___ Data under study
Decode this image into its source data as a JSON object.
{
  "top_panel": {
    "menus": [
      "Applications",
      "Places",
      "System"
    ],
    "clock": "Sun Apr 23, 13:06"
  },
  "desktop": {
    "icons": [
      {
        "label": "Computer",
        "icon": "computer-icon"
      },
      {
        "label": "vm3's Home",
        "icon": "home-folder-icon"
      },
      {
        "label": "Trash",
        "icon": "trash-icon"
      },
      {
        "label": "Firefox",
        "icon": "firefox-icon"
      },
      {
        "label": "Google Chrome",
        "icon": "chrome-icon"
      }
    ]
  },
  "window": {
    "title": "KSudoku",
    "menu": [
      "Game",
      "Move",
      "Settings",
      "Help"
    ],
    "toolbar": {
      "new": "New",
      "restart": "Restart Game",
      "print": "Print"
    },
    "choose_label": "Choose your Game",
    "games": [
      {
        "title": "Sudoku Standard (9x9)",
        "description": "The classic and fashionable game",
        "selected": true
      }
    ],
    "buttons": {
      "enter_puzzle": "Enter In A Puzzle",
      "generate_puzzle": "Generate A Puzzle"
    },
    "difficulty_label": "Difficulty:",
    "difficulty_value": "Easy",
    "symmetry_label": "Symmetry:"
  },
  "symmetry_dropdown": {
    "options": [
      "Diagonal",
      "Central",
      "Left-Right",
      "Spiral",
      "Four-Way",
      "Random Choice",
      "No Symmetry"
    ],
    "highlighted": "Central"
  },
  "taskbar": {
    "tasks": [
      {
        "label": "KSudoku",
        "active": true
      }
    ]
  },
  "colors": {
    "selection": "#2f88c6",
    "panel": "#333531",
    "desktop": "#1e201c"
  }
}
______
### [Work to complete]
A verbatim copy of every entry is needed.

### [Written response]
Decode this image into its source data as a JSON object.
{
  "top_panel": {
    "menus": [
      "Applications",
      "Places",
      "System"
    ],
    "clock": "Sun Apr 23, 13:06"
  },
  "desktop": {
    "icons": [
      {
        "label": "Computer",
        "icon": "computer-icon"
      },
      {
        "label": "vm3's Home",
        "icon": "home-folder-icon"
      },
      {
        "label": "Trash",
        "icon": "trash-icon"
      },
      {
        "label": "Firefox",
        "icon": "firefox-icon"
      },
      {
        "label": "Google Chrome",
        "icon": "chrome-icon"
      }
    ]
  },
  "window": {
    "title": "KSudoku",
    "menu": [
      "Game",
      "Move",
      "Settings",
      "Help"
    ],
    "toolbar": {
      "new": "New",
      "restart": "Restart Game",
      "print": "Print"
    },
    "choose_label": "Choose your Game",
    "games": [
      {
        "title": "Sudoku Standard (9x9)",
        "description": "The classic and fashionable game",
        "selected": true
      }
    ],
    "buttons": {
      "enter_puzzle": "Enter In A Puzzle",
      "generate_puzzle": "Generate A Puzzle"
    },
    "difficulty_label": "Difficulty:",
    "difficulty_value": "Easy",
    "symmetry_label": "Symmetry:"
  },
  "symmetry_dropdown": {
    "options": [
      "Diagonal",
      "Central",
      "Left-Right",
      "Spiral",
      "Four-Way",
      "Random Choice",
      "No Symmetry"
    ],
    "highlighted": "Central"
  },
  "taskbar": {
    "tasks": [
      {
        "label": "KSudoku",
        "active": true
      }
    ]
  },
  "colors": {
    "selection": "#2f88c6",
    "panel": "#333531",
    "desktop": "#1e201c"
  }
}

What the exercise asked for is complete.